**ACTIVITY:** What you produce should be every line from the data that includes "cookies".

**RECORDS FOR THIS EXERCISE:**
%%
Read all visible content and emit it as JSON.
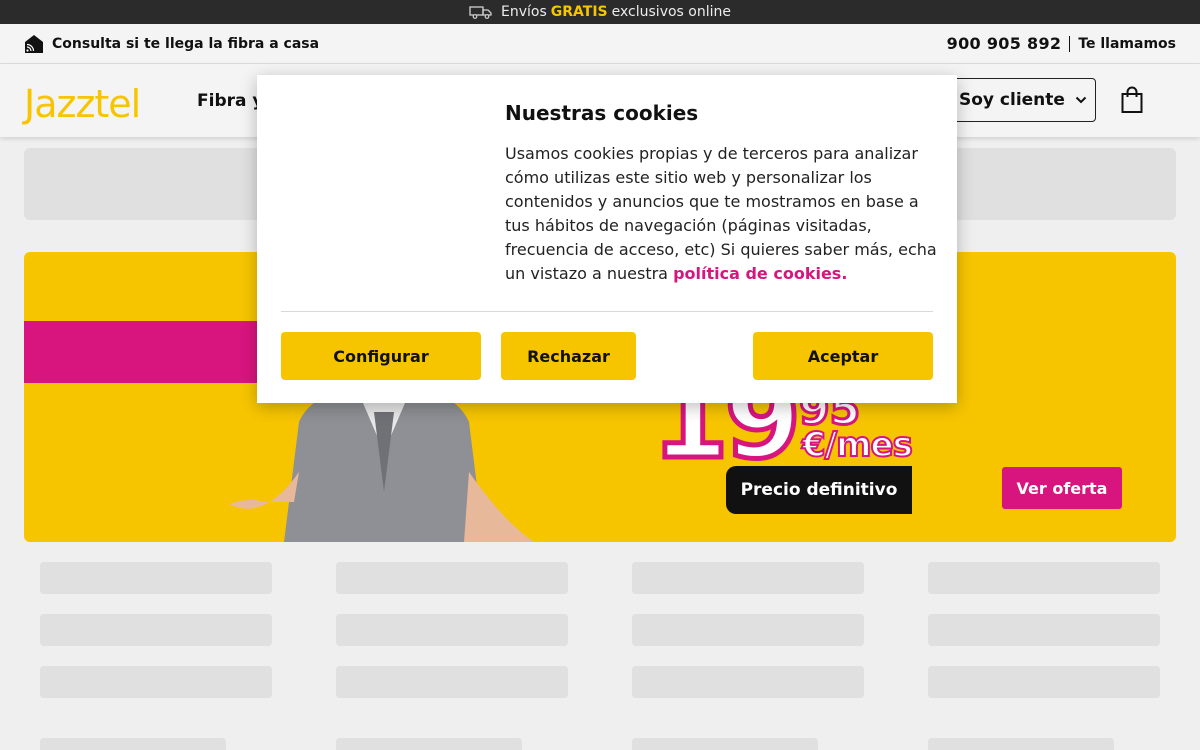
{
  "promo": {
    "prefix": "Envíos",
    "highlight": "GRATIS",
    "suffix": "exclusivos online",
    "icon": "truck-icon"
  },
  "subbar": {
    "coverage_label": "Consulta si te llega la fibra a casa",
    "phone": "900 905 892",
    "callback_label": "Te llamamos"
  },
  "header": {
    "logo": "Jazztel",
    "nav_item": "Fibra y",
    "client_button": "Soy cliente"
  },
  "banner": {
    "price": "19",
    "cents": "95",
    "per_month": "€/mes",
    "badge": "Precio definitivo",
    "cta": "Ver oferta"
  },
  "cookies": {
    "title": "Nuestras cookies",
    "body": "Usamos cookies propias y de terceros para analizar cómo utilizas este sitio web y personalizar los contenidos y anuncios que te mostramos en base a tus hábitos de navegación (páginas visitadas, frecuencia de acceso, etc) Si quieres saber más, echa un vistazo a nuestra",
    "link": "política de cookies.",
    "configure": "Configurar",
    "reject": "Rechazar",
    "accept": "Aceptar"
  },
  "colors": {
    "brand_yellow": "#f7c500",
    "brand_magenta": "#d8157f",
    "dark": "#2b2b2b"
  }
}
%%
**REPLY:**
  "cookies": {
    "title": "Nuestras cookies",
    "body": "Usamos cookies propias y de terceros para analizar cómo utilizas este sitio web y personalizar los contenidos y anuncios que te mostramos en base a tus hábitos de navegación (páginas visitadas, frecuencia de acceso, etc) Si quieres saber más, echa un vistazo a nuestra",
    "link": "política de cookies.",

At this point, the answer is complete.